### WHAT YOU WILL DO
Report each line of the data below in which "heading" appears.

### RECORDS
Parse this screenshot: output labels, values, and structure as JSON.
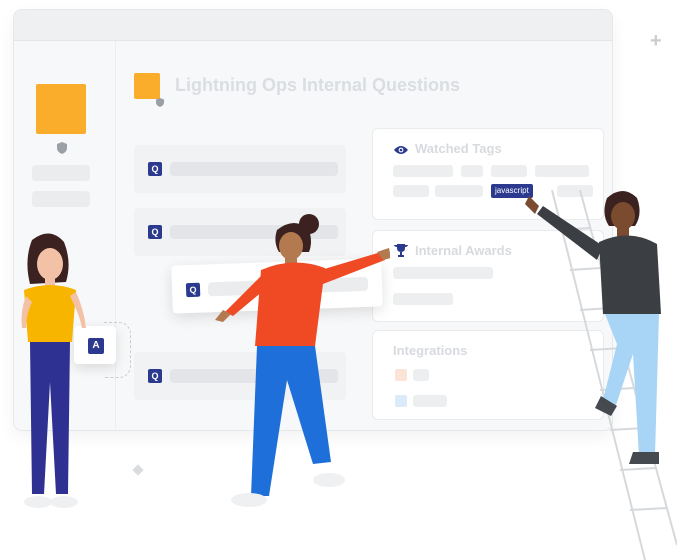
{
  "header": {
    "title": "Lightning Ops Internal Questions"
  },
  "cards": {
    "watched_tags": {
      "title": "Watched Tags",
      "highlight_tag": "javascript"
    },
    "internal_awards": {
      "title": "Internal Awards"
    },
    "integrations": {
      "title": "Integrations"
    }
  },
  "badges": {
    "question": "Q",
    "answer": "A"
  },
  "decor": {
    "plus": "+"
  },
  "colors": {
    "brand_orange": "#f9ad2a",
    "badge_navy": "#2b3a8f",
    "shirt_red": "#f04a24",
    "shirt_yellow": "#f7b500"
  }
}
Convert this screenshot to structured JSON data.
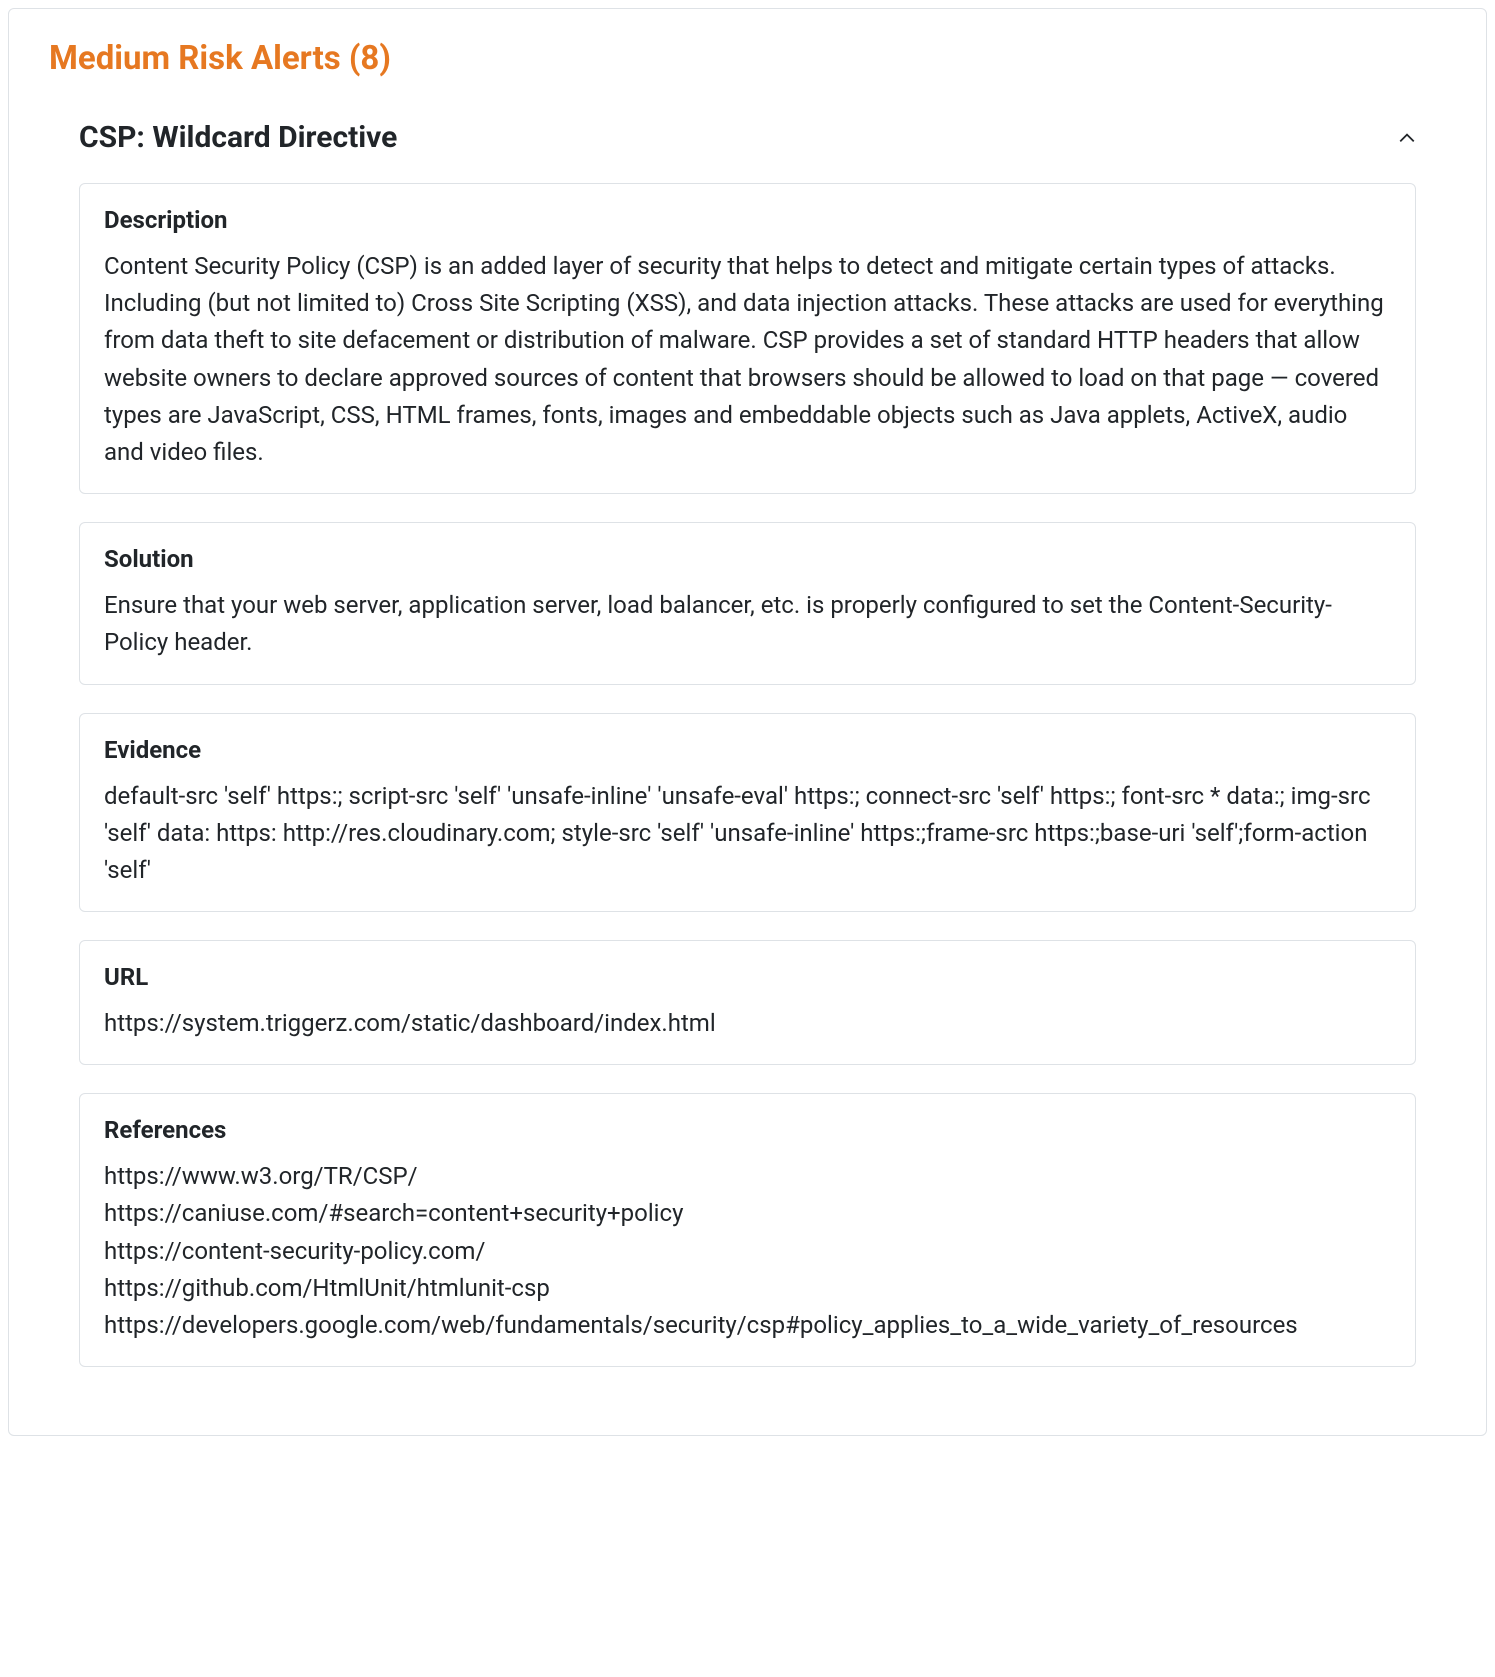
{
  "section": {
    "title": "Medium Risk Alerts (8)"
  },
  "alert": {
    "title": "CSP: Wildcard Directive",
    "cards": {
      "description": {
        "heading": "Description",
        "body": "Content Security Policy (CSP) is an added layer of security that helps to detect and mitigate certain types of attacks. Including (but not limited to) Cross Site Scripting (XSS), and data injection attacks. These attacks are used for everything from data theft to site defacement or distribution of malware. CSP provides a set of standard HTTP headers that allow website owners to declare approved sources of content that browsers should be allowed to load on that page — covered types are JavaScript, CSS, HTML frames, fonts, images and embeddable objects such as Java applets, ActiveX, audio and video files."
      },
      "solution": {
        "heading": "Solution",
        "body": "Ensure that your web server, application server, load balancer, etc. is properly configured to set the Content-Security-Policy header."
      },
      "evidence": {
        "heading": "Evidence",
        "body": "default-src 'self' https:; script-src 'self' 'unsafe-inline' 'unsafe-eval' https:; connect-src 'self' https:; font-src * data:; img-src 'self' data: https: http://res.cloudinary.com; style-src 'self' 'unsafe-inline' https:;frame-src https:;base-uri 'self';form-action 'self'"
      },
      "url": {
        "heading": "URL",
        "body": "https://system.triggerz.com/static/dashboard/index.html"
      },
      "references": {
        "heading": "References",
        "items": [
          "https://www.w3.org/TR/CSP/",
          "https://caniuse.com/#search=content+security+policy",
          "https://content-security-policy.com/",
          "https://github.com/HtmlUnit/htmlunit-csp",
          "https://developers.google.com/web/fundamentals/security/csp#policy_applies_to_a_wide_variety_of_resources"
        ]
      }
    }
  }
}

### WRITTEN SOLUTION
        "heading": "Description",
        "heading": "Solution",
        "heading": "Evidence",
        "heading": "URL",
        "heading": "References",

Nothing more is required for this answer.